We keep on asking for a competitor for Google. And all of our eyes are then focussed at Bing. So far in Europe we feel kind of left behind when it comes to Bing, even though they recently started moving towards European mainland by launching in France.
If we however look at the US as an example of what lies ahead we might see some interesting developments in the future. New numbers from Hitwise tell us that in February Google lost some market share, where Bing is gaining.
Google still takes up almost 67% of all searches in the US but Bing is closing in really slowly. Bing-powered search is now on 28.48 percent while Bing.com itself accounts for 13.5%. Count Yahoo with that (15%) and you see that Bing has got quite a nice market share going in the US. We have to take into account that many of Bing’s searches are not only on the Bing website but still they are doing well.
What is interesting is that Hitwise also looked at success rates: the searches which actually resulted in a click to a website, so not a search which was performed and then done again or in a different way because the searcher didn’t find the right link to click on. Here both Bing and Yahoo score a lot better than Google. More than 81% of searches ended up in a click on these engines, while on Google “only” 65.8% ended up in a click to a website.
This could indicate that Bing’s results are better, but it can also mean that Google provides more information on the result page itself.
Hitwise also looked at the length of search queries. With the arrival of Instant Search, which Bing will roll out in a similar way soon, some analysts suggested that longer search queries might be typed in less often because the suggestions would make it more tempting to stop typing sooner.

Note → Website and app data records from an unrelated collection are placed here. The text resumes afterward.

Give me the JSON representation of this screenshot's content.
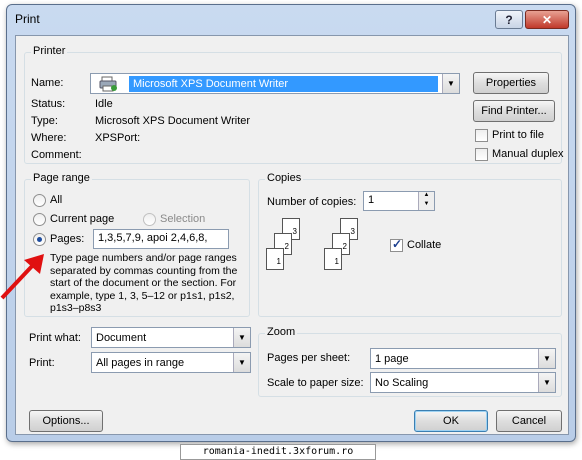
{
  "window": {
    "title": "Print"
  },
  "printer": {
    "group_label": "Printer",
    "name_label": "Name:",
    "name_value": "Microsoft XPS Document Writer",
    "status_label": "Status:",
    "status_value": "Idle",
    "type_label": "Type:",
    "type_value": "Microsoft XPS Document Writer",
    "where_label": "Where:",
    "where_value": "XPSPort:",
    "comment_label": "Comment:",
    "properties_label": "Properties",
    "find_printer_label": "Find Printer...",
    "print_to_file_label": "Print to file",
    "manual_duplex_label": "Manual duplex"
  },
  "page_range": {
    "group_label": "Page range",
    "all_label": "All",
    "current_page_label": "Current page",
    "selection_label": "Selection",
    "pages_label": "Pages:",
    "pages_value": "1,3,5,7,9,  apoi 2,4,6,8,",
    "help_text": "Type page numbers and/or page ranges separated by commas counting from the start of the document or the section. For example, type 1, 3, 5–12 or p1s1, p1s2, p1s3–p8s3",
    "selected": "pages"
  },
  "copies": {
    "group_label": "Copies",
    "number_label": "Number of copies:",
    "number_value": "1",
    "collate_label": "Collate",
    "collate_checked": true,
    "stack_numbers": [
      "3",
      "2",
      "1"
    ]
  },
  "print_what": {
    "label": "Print what:",
    "value": "Document"
  },
  "print": {
    "label": "Print:",
    "value": "All pages in range"
  },
  "zoom": {
    "group_label": "Zoom",
    "pages_per_sheet_label": "Pages per sheet:",
    "pages_per_sheet_value": "1 page",
    "scale_label": "Scale to paper size:",
    "scale_value": "No Scaling"
  },
  "footer": {
    "options_label": "Options...",
    "ok_label": "OK",
    "cancel_label": "Cancel"
  },
  "watermark": "romania-inedit.3xforum.ro",
  "colors": {
    "selection": "#3399ff",
    "annotation_arrow": "#e01010"
  }
}
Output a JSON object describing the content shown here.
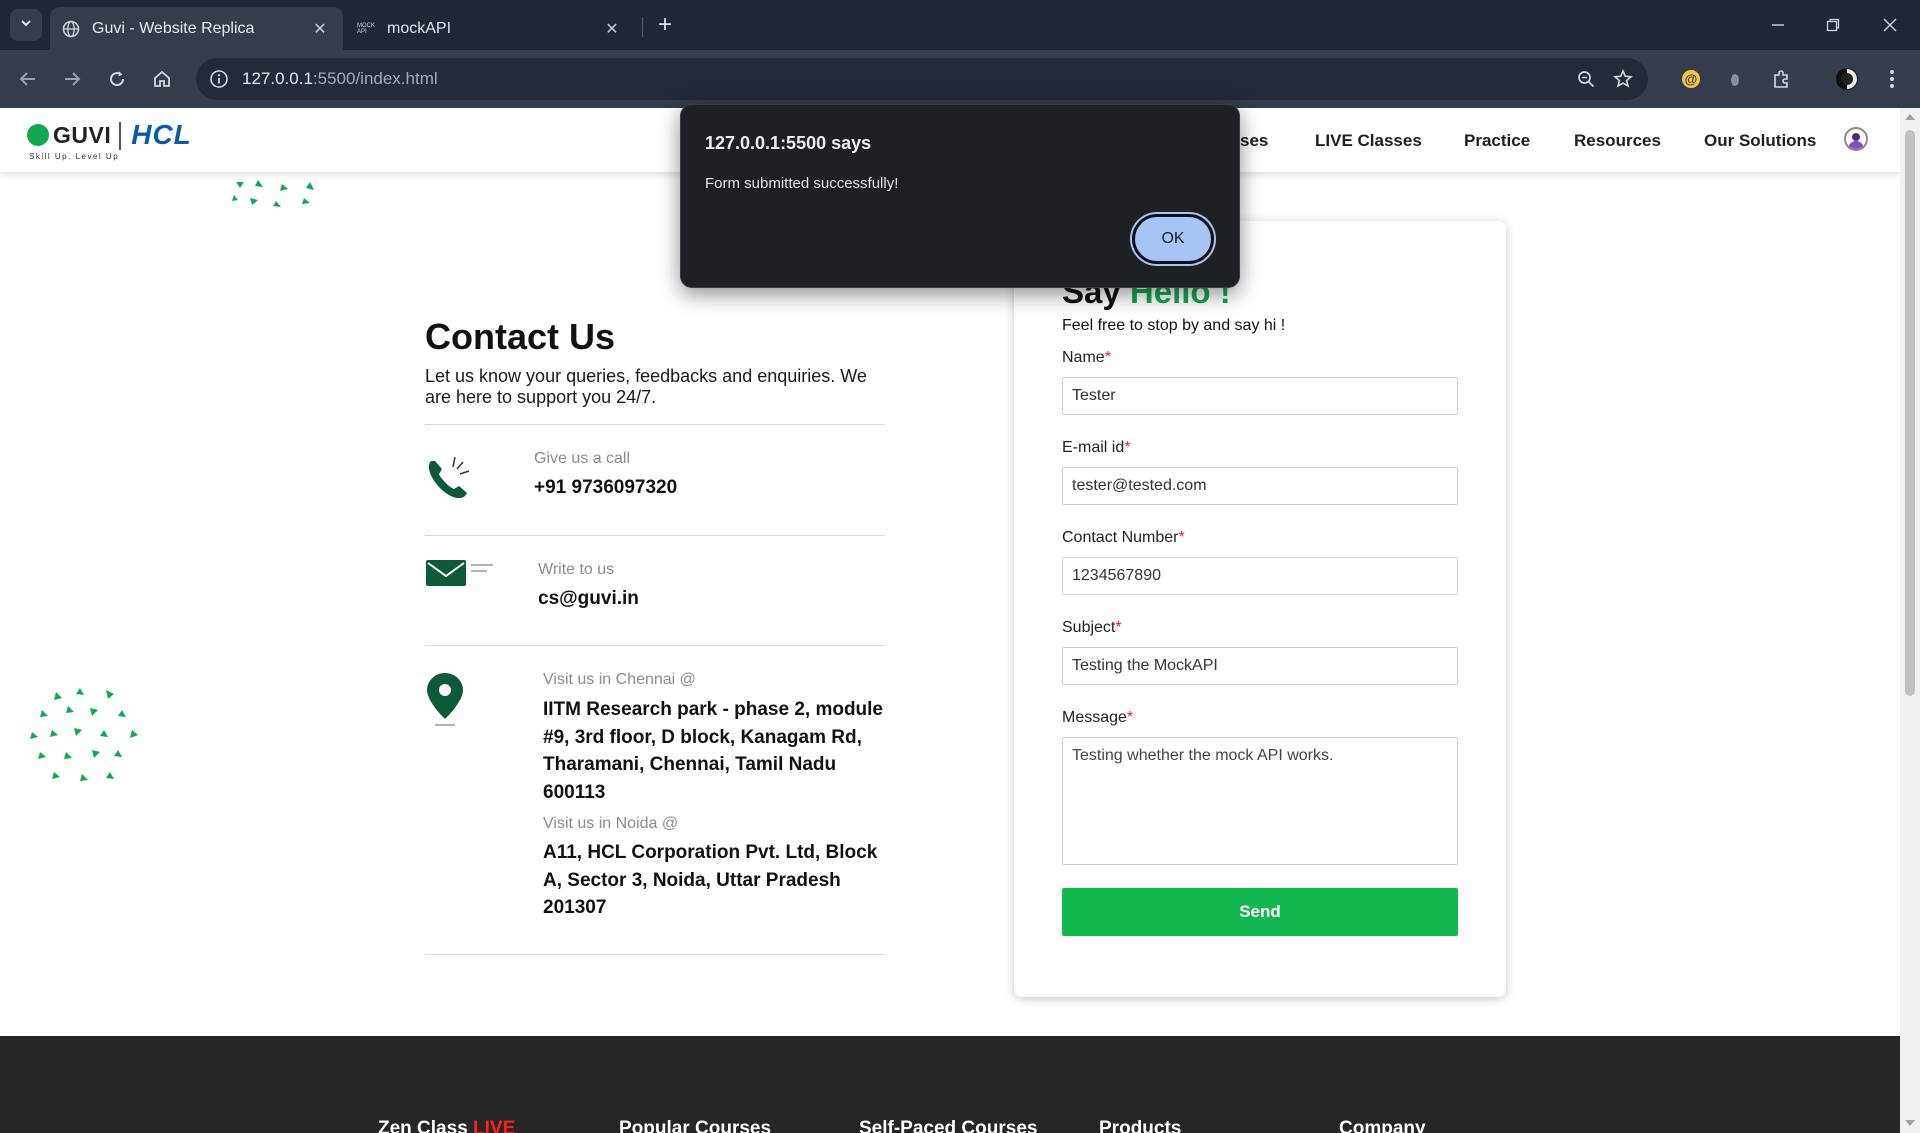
{
  "browser": {
    "tabs": [
      {
        "title": "Guvi - Website Replica",
        "active": true,
        "icon": "globe-icon"
      },
      {
        "title": "mockAPI",
        "active": false,
        "icon": "mockapi-favicon",
        "favicon_text": "MOCK API"
      }
    ],
    "address_host": "127.0.0.1",
    "address_rest": ":5500/index.html"
  },
  "site": {
    "logo": {
      "brand": "GUVI",
      "partner": "HCL",
      "tagline": "Skill Up. Level Up"
    },
    "nav": [
      "ses",
      "LIVE Classes",
      "Practice",
      "Resources",
      "Our Solutions"
    ]
  },
  "contact": {
    "title": "Contact Us",
    "description": "Let us know your queries, feedbacks and enquiries. We are here to support you 24/7.",
    "call_label": "Give us a call",
    "call_value": "+91 9736097320",
    "write_label": "Write to us",
    "write_value": "cs@guvi.in",
    "chennai_label": "Visit us in Chennai @",
    "chennai_address": "IITM Research park - phase 2, module #9, 3rd floor, D block, Kanagam Rd, Tharamani, Chennai, Tamil Nadu 600113",
    "noida_label": "Visit us in Noida @",
    "noida_address": "A11, HCL Corporation Pvt. Ltd, Block A, Sector 3, Noida, Uttar Pradesh 201307"
  },
  "form": {
    "heading_prefix": "Say ",
    "heading_accent": "Hello !",
    "subheading": "Feel free to stop by and say hi !",
    "fields": {
      "name": {
        "label": "Name",
        "value": "Tester"
      },
      "email": {
        "label": "E-mail id",
        "value": "tester@tested.com"
      },
      "contact": {
        "label": "Contact Number",
        "value": "1234567890"
      },
      "subject": {
        "label": "Subject",
        "value": "Testing the MockAPI"
      },
      "message": {
        "label": "Message",
        "value": "Testing whether the mock API works."
      }
    },
    "required_mark": "*",
    "send_label": "Send"
  },
  "footer": {
    "columns": [
      "Zen Class",
      "Popular Courses",
      "Self-Paced Courses",
      "Products",
      "Company"
    ],
    "zen_live": "LIVE"
  },
  "alert": {
    "title": "127.0.0.1:5500 says",
    "message": "Form submitted successfully!",
    "ok_label": "OK"
  },
  "colors": {
    "accent_green": "#11a84f",
    "send_green": "#12b84f",
    "chrome_dark": "#202736",
    "footer_dark": "#262626",
    "alert_button": "#a8c4f5"
  }
}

The numbers Hitwise is giving us do show that longer search queries (five to eight words) went down 2 percent compared to January 2011, and that one word queries went up 2 percent, but there is no real sign of actual influence of Instant on that.